Installation and Setup
There are two avenues to including xUnit++ in your project:
- Clone the project somewhere.
- Download and unpack the latest official release.
- When including the full source of xUnit++ within your project, it is recommended that you include it somewhere within your project's tree. This way you can keep your version of xUnit++ synchronized with your project.
hg clone ssh://email@example.com/moswald/xunit path_to/project_root/external/xUnit++
- Add the xUnit++ library to your build process.
- For Windows, the supported build system is a set of MSBuild/Visual Studio projects.
- For everything else, the build system is SCons. Currently, there is only minimal support in the
SConstructand related files for Windows, since MSBuild and Microsoft's C++ compiler are free (as in beer).
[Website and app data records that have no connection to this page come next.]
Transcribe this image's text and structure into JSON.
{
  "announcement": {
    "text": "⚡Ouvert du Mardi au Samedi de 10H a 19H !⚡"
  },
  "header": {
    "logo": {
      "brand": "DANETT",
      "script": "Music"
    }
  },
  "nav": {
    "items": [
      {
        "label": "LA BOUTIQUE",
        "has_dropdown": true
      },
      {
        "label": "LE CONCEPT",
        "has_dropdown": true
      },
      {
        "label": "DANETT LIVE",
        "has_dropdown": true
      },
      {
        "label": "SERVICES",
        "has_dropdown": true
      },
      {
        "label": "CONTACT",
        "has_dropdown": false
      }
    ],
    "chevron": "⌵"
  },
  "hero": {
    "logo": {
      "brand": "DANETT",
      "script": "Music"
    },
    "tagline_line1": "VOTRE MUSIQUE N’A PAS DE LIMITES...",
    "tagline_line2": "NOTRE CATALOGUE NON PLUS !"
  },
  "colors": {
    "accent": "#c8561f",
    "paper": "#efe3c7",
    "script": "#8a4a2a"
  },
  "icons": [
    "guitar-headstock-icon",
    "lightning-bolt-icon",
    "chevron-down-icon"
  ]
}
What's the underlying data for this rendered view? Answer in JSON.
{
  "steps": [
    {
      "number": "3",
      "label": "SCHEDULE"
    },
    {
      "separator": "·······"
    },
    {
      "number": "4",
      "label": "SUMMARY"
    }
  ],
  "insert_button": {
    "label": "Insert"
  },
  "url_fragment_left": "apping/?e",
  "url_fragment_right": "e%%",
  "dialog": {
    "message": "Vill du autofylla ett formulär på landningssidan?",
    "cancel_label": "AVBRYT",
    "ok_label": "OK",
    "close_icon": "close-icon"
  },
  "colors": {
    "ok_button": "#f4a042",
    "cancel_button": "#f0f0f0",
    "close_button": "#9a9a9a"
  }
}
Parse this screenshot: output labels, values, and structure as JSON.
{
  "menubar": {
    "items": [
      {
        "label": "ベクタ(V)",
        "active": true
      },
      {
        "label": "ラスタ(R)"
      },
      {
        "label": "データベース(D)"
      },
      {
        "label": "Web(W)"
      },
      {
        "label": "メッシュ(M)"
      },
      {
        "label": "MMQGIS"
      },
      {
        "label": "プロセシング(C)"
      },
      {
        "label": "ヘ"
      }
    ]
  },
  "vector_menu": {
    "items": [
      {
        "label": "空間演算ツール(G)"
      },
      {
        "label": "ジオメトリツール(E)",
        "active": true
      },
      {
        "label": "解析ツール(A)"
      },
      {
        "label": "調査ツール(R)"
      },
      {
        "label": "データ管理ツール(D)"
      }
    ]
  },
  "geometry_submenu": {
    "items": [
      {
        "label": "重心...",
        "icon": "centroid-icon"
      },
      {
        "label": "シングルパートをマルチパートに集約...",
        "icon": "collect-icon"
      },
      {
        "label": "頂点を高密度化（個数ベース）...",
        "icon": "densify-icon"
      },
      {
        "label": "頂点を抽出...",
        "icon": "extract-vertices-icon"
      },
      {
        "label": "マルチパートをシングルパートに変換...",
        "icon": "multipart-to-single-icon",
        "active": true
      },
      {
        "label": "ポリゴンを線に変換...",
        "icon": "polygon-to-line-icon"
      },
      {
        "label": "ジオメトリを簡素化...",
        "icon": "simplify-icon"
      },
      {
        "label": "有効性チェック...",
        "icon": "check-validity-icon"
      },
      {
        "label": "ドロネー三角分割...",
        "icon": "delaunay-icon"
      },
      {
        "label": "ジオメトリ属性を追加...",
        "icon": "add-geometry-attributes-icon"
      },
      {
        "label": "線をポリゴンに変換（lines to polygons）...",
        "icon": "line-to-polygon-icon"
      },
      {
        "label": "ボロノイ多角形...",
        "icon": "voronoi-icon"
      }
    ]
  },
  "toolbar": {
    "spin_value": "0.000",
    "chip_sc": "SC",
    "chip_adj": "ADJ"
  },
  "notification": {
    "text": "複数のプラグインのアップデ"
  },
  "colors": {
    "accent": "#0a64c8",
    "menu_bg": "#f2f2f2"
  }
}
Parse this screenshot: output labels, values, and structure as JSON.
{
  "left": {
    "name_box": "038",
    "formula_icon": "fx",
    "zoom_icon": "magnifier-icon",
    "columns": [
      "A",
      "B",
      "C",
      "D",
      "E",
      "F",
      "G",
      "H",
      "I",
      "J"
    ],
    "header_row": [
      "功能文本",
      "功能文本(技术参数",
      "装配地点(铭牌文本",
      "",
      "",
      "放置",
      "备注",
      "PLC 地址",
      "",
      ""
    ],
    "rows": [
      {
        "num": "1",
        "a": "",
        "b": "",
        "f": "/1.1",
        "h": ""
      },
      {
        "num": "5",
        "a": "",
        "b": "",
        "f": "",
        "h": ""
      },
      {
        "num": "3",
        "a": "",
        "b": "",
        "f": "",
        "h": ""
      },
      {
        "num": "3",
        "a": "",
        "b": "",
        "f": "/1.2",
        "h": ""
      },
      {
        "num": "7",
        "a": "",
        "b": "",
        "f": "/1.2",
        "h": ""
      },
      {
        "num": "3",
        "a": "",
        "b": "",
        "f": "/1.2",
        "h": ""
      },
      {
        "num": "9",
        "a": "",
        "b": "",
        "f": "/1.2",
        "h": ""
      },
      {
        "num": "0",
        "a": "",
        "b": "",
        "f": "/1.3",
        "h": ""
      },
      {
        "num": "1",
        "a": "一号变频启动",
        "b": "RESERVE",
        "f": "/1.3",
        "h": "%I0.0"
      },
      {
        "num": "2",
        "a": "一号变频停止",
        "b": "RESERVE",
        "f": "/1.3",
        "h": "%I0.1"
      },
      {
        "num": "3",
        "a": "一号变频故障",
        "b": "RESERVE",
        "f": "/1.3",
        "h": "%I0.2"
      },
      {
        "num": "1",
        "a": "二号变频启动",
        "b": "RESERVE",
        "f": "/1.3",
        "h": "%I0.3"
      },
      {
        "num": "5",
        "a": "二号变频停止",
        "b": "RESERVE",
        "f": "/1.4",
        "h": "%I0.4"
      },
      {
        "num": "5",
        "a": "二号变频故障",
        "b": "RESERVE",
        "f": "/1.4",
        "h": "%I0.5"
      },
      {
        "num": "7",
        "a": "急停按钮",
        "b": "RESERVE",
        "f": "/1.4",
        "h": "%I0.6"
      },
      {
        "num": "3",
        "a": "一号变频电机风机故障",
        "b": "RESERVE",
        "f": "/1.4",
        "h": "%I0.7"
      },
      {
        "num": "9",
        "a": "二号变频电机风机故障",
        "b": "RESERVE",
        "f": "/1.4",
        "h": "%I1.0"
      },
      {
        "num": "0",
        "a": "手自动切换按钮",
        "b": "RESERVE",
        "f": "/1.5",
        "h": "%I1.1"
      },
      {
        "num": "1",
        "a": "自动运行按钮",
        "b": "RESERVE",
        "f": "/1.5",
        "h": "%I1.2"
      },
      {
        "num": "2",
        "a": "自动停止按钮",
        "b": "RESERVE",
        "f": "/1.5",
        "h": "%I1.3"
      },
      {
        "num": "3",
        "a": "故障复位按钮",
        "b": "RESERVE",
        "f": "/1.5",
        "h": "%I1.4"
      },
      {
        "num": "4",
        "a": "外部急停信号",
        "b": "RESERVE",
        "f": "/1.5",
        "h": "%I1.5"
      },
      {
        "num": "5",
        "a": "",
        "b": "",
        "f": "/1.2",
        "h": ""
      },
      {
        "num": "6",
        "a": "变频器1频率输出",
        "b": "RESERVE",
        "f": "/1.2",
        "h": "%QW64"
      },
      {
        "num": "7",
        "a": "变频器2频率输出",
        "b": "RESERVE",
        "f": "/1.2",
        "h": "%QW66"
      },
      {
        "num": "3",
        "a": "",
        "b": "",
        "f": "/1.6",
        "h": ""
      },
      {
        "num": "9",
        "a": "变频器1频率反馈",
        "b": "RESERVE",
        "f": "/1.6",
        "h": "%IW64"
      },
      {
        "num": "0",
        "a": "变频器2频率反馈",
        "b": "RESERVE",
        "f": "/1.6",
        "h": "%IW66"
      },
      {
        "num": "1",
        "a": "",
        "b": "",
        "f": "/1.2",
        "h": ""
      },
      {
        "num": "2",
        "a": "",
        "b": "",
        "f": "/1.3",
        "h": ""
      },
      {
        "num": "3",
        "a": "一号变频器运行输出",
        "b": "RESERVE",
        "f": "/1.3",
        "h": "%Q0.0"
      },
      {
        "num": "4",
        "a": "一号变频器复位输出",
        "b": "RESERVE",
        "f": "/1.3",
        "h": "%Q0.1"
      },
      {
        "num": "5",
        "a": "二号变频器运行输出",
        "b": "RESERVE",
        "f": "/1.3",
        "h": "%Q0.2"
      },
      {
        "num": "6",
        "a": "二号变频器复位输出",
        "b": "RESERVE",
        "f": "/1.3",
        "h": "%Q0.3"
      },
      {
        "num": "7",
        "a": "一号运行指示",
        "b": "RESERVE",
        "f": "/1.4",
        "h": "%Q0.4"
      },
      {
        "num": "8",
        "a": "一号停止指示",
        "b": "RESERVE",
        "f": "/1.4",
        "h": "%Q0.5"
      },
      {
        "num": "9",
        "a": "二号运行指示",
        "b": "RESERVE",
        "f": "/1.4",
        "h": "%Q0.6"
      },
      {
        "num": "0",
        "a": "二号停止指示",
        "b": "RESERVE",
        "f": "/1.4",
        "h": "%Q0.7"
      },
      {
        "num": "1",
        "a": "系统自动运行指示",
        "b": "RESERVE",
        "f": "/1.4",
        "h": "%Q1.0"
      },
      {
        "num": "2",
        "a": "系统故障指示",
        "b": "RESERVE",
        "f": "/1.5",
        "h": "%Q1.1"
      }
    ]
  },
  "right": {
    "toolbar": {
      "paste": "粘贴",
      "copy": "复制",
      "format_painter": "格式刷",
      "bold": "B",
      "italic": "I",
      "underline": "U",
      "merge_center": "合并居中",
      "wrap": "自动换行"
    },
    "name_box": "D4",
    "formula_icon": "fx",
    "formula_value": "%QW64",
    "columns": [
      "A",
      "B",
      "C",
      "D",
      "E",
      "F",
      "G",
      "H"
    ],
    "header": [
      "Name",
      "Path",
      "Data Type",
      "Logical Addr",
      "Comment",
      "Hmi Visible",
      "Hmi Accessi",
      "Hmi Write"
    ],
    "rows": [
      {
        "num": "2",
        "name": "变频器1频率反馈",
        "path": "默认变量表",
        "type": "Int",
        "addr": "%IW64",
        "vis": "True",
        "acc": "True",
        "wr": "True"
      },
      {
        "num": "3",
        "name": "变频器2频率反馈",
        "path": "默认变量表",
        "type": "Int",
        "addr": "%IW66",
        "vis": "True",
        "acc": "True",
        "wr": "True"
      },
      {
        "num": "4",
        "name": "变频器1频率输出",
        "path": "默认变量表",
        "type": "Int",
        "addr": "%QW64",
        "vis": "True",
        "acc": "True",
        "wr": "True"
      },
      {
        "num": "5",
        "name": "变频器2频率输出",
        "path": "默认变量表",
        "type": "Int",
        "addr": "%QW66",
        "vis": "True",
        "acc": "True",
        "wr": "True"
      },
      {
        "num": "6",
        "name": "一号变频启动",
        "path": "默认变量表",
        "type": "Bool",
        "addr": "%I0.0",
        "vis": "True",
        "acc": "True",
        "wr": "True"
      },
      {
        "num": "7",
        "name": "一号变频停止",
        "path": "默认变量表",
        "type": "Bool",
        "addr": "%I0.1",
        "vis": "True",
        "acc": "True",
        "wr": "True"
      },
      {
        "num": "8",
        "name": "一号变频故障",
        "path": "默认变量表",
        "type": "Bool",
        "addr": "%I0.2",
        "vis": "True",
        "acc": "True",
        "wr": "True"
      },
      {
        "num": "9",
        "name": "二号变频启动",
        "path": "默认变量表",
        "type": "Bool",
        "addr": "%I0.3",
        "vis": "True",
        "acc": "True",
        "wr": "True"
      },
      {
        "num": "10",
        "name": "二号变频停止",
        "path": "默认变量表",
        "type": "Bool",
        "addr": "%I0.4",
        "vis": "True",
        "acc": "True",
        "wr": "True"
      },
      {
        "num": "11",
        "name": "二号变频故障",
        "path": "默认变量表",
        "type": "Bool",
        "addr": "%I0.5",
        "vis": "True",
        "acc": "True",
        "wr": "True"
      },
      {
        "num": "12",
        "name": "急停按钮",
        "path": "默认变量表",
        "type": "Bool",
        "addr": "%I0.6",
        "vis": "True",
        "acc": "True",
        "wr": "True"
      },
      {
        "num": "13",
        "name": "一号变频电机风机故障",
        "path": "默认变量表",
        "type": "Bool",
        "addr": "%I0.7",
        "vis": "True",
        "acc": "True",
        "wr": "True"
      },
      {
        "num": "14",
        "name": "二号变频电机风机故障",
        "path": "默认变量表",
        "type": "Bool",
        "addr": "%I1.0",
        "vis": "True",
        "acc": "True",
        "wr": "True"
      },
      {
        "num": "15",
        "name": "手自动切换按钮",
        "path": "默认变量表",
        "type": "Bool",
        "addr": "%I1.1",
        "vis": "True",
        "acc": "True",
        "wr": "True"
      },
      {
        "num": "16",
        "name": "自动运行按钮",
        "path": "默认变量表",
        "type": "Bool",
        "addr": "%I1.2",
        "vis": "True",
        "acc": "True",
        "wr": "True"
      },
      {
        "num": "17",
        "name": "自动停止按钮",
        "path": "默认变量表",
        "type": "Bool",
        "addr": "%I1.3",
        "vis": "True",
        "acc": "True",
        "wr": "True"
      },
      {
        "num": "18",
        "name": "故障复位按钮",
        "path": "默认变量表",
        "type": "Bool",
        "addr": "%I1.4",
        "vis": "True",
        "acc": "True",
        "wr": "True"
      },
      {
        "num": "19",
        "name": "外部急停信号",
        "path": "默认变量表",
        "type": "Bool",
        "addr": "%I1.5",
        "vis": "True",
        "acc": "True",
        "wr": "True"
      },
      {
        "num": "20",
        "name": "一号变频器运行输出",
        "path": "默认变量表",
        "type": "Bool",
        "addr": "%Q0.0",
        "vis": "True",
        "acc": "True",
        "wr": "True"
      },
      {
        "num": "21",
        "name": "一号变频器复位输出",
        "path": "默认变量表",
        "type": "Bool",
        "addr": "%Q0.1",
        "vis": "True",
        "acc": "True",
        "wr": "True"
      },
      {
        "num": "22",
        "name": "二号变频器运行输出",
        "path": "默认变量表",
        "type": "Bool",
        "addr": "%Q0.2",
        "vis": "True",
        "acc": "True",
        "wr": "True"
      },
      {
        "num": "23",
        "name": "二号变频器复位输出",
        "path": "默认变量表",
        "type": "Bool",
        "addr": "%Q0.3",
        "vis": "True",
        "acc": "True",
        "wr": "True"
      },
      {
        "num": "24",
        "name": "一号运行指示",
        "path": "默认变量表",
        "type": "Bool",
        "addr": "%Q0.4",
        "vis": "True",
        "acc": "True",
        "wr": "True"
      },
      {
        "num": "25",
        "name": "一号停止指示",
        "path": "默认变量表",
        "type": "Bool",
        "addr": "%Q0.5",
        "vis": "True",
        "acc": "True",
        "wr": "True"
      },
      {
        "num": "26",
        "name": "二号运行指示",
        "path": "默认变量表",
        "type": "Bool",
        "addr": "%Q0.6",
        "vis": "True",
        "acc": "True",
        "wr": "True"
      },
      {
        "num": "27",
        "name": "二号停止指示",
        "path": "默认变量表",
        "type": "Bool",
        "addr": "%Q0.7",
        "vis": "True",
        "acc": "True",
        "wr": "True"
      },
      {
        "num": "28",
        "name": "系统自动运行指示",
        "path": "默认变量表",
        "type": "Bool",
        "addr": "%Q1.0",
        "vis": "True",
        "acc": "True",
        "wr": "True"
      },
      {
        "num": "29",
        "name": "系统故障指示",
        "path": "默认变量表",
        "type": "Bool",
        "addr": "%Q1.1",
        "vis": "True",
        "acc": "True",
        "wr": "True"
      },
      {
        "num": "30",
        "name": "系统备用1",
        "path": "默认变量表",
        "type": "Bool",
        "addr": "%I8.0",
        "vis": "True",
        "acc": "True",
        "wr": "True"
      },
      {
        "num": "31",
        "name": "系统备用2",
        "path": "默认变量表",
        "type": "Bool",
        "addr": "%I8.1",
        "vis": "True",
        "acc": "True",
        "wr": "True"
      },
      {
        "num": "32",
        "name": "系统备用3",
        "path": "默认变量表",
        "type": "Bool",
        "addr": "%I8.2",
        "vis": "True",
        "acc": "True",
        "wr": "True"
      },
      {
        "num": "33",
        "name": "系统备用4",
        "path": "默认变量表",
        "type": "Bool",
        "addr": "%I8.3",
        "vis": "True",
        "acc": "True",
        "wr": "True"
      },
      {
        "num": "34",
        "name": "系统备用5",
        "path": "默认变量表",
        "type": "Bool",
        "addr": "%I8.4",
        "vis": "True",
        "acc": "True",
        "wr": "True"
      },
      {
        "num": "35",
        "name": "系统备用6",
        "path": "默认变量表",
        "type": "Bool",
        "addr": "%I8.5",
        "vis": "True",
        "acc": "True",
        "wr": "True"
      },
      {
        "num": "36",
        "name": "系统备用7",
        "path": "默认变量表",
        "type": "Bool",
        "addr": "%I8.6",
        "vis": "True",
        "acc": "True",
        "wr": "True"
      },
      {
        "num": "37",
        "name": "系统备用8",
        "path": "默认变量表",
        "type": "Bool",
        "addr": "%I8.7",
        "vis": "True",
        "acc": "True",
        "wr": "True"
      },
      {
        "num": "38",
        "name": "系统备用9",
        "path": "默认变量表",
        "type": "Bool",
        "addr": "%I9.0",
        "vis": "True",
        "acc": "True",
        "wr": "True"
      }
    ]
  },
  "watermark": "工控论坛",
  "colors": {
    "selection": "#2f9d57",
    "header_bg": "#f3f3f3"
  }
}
- Create a shared library project (.dll or .so) to store your tests. xUnit++ comes with a suite of tests for itself; you can use this as an example.
- Modify your test project's include path to include
- Modify your test project's link settings to include
- Optionally (but recommended), include the xUnit++.console project in your build, and modify your test project's build to include running your tests after every succesful build. xUnit++.console will return the number of failed tests, so you can use that return value to halt your build script.
- Download the latest release and unpackage it somewhere within your source tree, for example
- Create a shared object library project (.dll or .so) to store your tests. xUnit++ comes with a suite of tests for itself; you can use this as an example.
- Modify your test project's include path to include the path to
- Modify your test project's link setting to include
- Optionally (but recommended), modify your build process to include running your test project's output, failing the build if the runner returns anything other than 0. Your platform's test runner can be found in
Regardless of the path taken to add xUnit++ to your project, you can install the xUnit++ Visual Studio Test Adapter. This will automatically discover and run your tests for you using the built-in Text Execution Window.
What about OS X and Clang?
I would love to support Clang and by extension OS X, but right now Clang 3.1 and 3.2 appear to have bugs when compiling lambdas. I've filed a bug report, and when it is fixed I will do what I can to get Clang up and running as a supported compiler for xUnit++.
Until then gcc 4.7+ is the only supported compiler for non-Windows systems.